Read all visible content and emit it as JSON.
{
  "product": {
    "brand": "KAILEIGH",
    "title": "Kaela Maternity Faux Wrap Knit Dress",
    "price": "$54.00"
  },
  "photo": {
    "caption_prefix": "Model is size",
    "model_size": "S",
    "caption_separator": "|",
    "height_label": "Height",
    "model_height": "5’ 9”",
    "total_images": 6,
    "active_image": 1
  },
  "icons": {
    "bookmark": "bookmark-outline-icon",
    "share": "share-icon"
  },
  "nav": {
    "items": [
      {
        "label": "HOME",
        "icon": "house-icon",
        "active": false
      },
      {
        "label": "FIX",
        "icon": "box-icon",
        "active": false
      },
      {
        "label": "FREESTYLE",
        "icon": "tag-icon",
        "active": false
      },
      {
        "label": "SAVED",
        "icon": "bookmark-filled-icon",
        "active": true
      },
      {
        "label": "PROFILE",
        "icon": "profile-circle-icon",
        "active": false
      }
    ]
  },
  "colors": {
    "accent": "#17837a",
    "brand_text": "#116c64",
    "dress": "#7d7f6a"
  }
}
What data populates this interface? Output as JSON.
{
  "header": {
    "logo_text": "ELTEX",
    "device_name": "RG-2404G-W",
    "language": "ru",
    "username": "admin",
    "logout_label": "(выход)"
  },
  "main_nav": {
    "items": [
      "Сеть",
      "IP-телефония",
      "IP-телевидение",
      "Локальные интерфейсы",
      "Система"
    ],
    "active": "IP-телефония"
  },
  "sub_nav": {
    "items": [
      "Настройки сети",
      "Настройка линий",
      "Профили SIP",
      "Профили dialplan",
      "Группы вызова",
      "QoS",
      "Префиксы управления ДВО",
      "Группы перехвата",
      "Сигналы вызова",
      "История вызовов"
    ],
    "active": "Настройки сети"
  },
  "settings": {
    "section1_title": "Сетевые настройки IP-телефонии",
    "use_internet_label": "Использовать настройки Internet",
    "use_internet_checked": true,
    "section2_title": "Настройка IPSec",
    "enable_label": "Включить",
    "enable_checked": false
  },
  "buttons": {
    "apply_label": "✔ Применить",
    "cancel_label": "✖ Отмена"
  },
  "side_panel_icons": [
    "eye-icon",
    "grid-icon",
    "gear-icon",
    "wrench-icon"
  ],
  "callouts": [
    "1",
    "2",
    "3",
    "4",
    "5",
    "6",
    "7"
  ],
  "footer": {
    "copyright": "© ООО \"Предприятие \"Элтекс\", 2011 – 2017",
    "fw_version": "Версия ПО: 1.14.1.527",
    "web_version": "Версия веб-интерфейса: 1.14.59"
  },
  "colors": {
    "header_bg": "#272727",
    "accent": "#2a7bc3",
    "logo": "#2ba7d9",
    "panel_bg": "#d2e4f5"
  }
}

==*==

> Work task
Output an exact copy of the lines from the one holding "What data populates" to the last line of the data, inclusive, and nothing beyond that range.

> Result
What data populates this interface? Output as JSON.
{
  "header": {
    "logo_text": "ELTEX",
    "device_name": "RG-2404G-W",
    "language": "ru",
    "username": "admin",
    "logout_label": "(выход)"
  },
  "main_nav": {
    "items": [
      "Сеть",
      "IP-телефония",
      "IP-телевидение",
      "Локальные интерфейсы",
      "Система"
    ],
    "active": "IP-телефония"
  },
  "sub_nav": {
    "items": [
      "Настройки сети",
      "Настройка линий",
      "Профили SIP",
      "Профили dialplan",
      "Группы вызова",
      "QoS",
      "Префиксы управления ДВО",
      "Группы перехвата",
      "Сигналы вызова",
      "История вызовов"
    ],
    "active": "Настройки сети"
  },
  "settings": {
    "section1_title": "Сетевые настройки IP-телефонии",
    "use_internet_label": "Использовать настройки Internet",
    "use_internet_checked": true,
    "section2_title": "Настройка IPSec",
    "enable_label": "Включить",
    "enable_checked": false
  },
  "buttons": {
    "apply_label": "✔ Применить",
    "cancel_label": "✖ Отмена"
  },
  "side_panel_icons": [
    "eye-icon",
    "grid-icon",
    "gear-icon",
    "wrench-icon"
  ],
  "callouts": [
    "1",
    "2",
    "3",
    "4",
    "5",
    "6",
    "7"
  ],
  "footer": {
    "copyright": "© ООО \"Предприятие \"Элтекс\", 2011 – 2017",
    "fw_version": "Версия ПО: 1.14.1.527",
    "web_version": "Версия веб-интерфейса: 1.14.59"
  },
  "colors": {
    "header_bg": "#272727",
    "accent": "#2a7bc3",
    "logo": "#2ba7d9",
    "panel_bg": "#d2e4f5"
  }
}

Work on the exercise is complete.